International Coffee Day

Today, for the 15th time, the “Day of Coffee” is being celebrated in Germany as a tribute to the aromatic beans. The fact is that: Germany loves coffee. On average, Germans drink around 166 liters of coffee per capita each year, which is significantly more than any other beverages.

Even at work, the coffee break is usually part of working hours.

Everyone knows the different coffee drinkers: one colleague needs an extra strong coffee to wake up, another colleague needs a coffee to sort his thoughts and yet another one is looking for that extra portion of concentration and peace.

Especially on days when you would like to scream out loud, because you have the feeling that everything is getting too much. The endless to-do list has to be worked off before the weekend and every task has priority number one. We recommend to take a break and enjoy the smell of a freshly brewed coffee.


The smell of freshly roasted beans from the coffee machine alone can reduce stress levels and trigger feelings of happiness.

But what else should you know about coffee? Isn’t it enough to know that coffee is brown, wakes you up and tastes good?

So that you can really shine with knowledge during your coffee break, we have taken the time to pick out 15 exciting facts for the 15th day of coffee:

  1. The webcam was invented by coffee

    It is true, because the only reason why students at the University of Cambridge invented the webcam was to see if the coffee pot was full or empty without having to walk there.

  2. Coffee has more aromas than wine

    Coffee contains 850 to 1,000 different aromas, around twice as many as wine. From fruity to caramel to peppery, the variety of aromas in coffee makes it to one of the most complex natural products of all.

  3. Coffee is slurped

    It is therefore logical that coffee is tasted in a similar way to wine. The coffee is slurped to absorb more oxygen and thus the different aromas can be better tasted.

  4. “Coffee sniffer” used to be a profession

If you sometimes ask yourself, what am I actually doing here? Then always remember that Frederick the Great used so called “coffee sniffers” in 1781 to expose disobedient citizens. He introduced a state coffee monopoly and imposed a “burning compulsion”, which meant that private citizens were neither allowed to own nor roast coffee beans. Who was seized by the “coffee sniffers”, punishments threatened because of law breaking.

  1. The German coffee market is one of the largest in the world

Fortunately, the monopoly was broken and Germany is now the second largest buyer of coffee from all over the world after the USA.

  1. Coffee is subject to a purity law

A package that says “coffee” on it may only contain coffee, other substances may only be added if this is labelled accordingly.

  1. Coffee tastes best to Germans at home

In Germany, coffee is best drunk at home and that’s where it tastes best. If consumers are allowed to give marks, coffee at home is given an average school grade of 1.6. By way of comparison, coffee in the restaurant trade is given a 1.8 and the cup of coffee drunk at the workplace ranks third with a grade of 2.1.

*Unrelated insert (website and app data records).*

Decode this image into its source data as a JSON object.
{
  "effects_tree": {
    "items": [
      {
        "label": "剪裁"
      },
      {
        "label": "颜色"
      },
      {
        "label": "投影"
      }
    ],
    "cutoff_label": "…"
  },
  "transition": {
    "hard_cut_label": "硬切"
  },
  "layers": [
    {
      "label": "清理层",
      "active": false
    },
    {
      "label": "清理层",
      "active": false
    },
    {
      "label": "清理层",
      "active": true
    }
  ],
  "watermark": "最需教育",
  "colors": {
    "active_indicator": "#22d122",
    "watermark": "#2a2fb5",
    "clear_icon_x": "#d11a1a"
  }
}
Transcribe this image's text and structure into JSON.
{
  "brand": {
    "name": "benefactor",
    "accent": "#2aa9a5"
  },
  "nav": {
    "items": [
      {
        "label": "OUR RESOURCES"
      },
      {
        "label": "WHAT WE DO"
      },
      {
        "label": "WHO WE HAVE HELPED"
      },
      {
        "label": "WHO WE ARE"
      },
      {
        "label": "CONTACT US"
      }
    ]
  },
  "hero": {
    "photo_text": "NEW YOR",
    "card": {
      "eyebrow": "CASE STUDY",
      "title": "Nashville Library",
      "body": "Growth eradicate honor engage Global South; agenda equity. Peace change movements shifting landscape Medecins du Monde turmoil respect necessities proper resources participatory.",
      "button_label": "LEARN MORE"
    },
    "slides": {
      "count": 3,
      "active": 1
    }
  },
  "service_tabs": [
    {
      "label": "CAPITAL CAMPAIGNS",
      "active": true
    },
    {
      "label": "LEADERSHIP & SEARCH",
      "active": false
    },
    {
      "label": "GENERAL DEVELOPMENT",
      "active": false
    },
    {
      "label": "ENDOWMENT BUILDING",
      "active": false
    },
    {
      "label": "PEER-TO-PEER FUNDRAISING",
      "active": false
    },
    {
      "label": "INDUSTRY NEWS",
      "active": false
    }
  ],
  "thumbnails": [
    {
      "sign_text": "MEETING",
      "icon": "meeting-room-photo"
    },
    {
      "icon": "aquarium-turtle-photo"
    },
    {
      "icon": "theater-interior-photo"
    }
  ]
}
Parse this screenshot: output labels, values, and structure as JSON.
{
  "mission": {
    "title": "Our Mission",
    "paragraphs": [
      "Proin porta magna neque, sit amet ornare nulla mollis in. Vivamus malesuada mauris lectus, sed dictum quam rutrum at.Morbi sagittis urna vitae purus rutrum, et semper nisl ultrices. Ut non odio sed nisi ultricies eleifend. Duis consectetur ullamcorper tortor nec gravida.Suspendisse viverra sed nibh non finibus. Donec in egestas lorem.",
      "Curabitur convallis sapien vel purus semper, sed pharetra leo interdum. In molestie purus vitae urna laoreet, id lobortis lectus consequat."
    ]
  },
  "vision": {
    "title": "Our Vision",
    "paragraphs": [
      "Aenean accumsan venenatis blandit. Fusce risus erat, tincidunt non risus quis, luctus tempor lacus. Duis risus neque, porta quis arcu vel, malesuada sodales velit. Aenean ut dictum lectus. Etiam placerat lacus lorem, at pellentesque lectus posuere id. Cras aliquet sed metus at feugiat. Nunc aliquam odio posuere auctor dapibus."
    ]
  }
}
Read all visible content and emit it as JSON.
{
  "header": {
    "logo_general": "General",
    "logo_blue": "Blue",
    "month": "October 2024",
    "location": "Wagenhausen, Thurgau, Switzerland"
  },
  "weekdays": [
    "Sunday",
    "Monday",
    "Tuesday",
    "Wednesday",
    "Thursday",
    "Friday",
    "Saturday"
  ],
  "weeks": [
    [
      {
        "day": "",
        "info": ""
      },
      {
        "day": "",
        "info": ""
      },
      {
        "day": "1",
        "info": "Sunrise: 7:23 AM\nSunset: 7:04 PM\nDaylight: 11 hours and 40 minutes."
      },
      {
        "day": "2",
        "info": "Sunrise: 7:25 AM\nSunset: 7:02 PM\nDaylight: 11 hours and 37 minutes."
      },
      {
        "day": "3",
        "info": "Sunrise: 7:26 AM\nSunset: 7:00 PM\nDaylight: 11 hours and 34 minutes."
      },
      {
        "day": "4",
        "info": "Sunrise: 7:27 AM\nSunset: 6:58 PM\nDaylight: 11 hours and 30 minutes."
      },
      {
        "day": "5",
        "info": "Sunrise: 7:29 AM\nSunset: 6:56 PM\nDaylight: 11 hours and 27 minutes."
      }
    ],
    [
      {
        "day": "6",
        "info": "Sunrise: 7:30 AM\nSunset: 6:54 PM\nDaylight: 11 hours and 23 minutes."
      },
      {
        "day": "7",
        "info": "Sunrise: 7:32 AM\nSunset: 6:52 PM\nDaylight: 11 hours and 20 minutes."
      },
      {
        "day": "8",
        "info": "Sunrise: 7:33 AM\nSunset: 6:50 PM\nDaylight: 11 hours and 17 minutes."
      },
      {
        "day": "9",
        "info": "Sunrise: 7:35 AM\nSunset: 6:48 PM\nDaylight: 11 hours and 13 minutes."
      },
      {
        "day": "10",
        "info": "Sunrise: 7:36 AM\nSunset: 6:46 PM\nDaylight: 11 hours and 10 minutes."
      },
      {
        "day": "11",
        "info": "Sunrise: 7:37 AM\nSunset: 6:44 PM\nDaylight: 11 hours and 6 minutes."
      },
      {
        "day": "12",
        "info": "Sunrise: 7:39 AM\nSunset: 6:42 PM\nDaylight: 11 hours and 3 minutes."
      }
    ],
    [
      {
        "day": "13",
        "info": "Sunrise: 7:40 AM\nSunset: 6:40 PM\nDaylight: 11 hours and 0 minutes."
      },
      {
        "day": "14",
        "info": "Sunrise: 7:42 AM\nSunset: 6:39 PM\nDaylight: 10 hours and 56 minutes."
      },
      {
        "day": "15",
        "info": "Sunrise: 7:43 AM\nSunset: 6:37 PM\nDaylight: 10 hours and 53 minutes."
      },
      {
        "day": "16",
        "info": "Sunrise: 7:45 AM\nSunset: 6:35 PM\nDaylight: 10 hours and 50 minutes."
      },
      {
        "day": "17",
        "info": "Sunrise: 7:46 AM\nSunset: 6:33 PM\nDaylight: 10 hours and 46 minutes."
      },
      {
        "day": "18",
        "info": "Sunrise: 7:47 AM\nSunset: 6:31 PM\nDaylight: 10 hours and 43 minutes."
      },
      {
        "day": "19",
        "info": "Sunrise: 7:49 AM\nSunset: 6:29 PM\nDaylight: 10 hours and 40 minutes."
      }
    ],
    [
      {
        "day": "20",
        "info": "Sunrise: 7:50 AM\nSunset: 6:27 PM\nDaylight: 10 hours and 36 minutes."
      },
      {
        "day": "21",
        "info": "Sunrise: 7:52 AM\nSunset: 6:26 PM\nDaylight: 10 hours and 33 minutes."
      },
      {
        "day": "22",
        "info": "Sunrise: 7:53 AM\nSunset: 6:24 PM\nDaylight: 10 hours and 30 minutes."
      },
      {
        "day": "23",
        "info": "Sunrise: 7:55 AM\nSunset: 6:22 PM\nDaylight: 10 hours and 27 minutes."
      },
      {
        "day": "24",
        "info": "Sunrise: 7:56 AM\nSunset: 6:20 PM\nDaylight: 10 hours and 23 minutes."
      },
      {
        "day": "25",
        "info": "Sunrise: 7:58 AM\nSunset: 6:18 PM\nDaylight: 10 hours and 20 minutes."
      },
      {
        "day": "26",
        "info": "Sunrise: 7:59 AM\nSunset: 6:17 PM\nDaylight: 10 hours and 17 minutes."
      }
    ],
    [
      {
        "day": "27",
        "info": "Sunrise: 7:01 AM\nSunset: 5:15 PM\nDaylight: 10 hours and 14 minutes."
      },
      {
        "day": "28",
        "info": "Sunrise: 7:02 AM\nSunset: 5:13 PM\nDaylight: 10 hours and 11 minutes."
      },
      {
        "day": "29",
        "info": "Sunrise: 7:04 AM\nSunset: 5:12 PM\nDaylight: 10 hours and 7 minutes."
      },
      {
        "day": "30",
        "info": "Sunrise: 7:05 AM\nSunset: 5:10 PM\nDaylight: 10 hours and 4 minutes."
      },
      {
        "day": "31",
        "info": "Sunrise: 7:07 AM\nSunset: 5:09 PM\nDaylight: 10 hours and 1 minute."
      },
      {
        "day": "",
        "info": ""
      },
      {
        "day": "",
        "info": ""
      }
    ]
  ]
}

  1. The smell of coffee already has an effect

Scientists from Thailand found out that just the inhalation of coffee aroma can produce the invigorating effect of coffee: The smell of coffee can stimulate the brain and improve cognitive processes.

  1. Coffee is low in calories

A cup of black coffee has just three calories – as long as you avoid adding milk or sugar.

  1. Coffee is rich in antioxidants

Antioxidants have been shown to keep you young, protect you from aging, cardiovascular disease and even cancer. Due to its high content of chlorogenic acids and melanoidins, coffee is an important source of antioxidants for humans.

  1. Coffee makes sweet things even sweeter

A study by the University of Aarhus in Denmark shows that coffee increases sensitivity to sweetness. The sense of smell and taste of 156 test persons was tested before and after drinking coffee. The researchers did not find any changes in the sense of smell, but they could show that the sense of taste was impaired: people who were tested after drinking coffee reacted more sensitively to sweetness and less sensitively to bitterness.

  1. Coffee protects against caries

According to researchers at the University of Ancona, several ingredients kill caries-causing bacteria. Especially chlorogenic acid, nicotinic acid and trigonellin help to prevent the formation of harmful plaque, as the scientists proved in the laboratory. Unsweetened coffee can therefore contribute to dental health.

  1. Coffee grows on trees…

… which can be up to 10 meters high. In breeding, however, heights of 3 meters are preferred so that harvesting is not too difficult.

  1. ” Erichs Dröhnung “

In the GDR, pure roasted coffee was almost unaffordable, so the party leadership introduced a mix of coffee, grain, sugar beets and peas. The citizens did not like this substitute at all, and dissatisfaction grew so much that a public uprising threatened. In reference to West German products, the coffee substitute became known and spurned as ” Erichs Dröhnung”. Politicians sought a remedy and bought coffee abroad.

  1. Theoretically, the lethal dose of coffee is 100 cups…

…only then the concentration of caffeine would be high enough. However, the high water content in the body would rather be the cause of death.

With these facts you can certainly break the ice at the next coffee break and also use the coffee break at events for networking.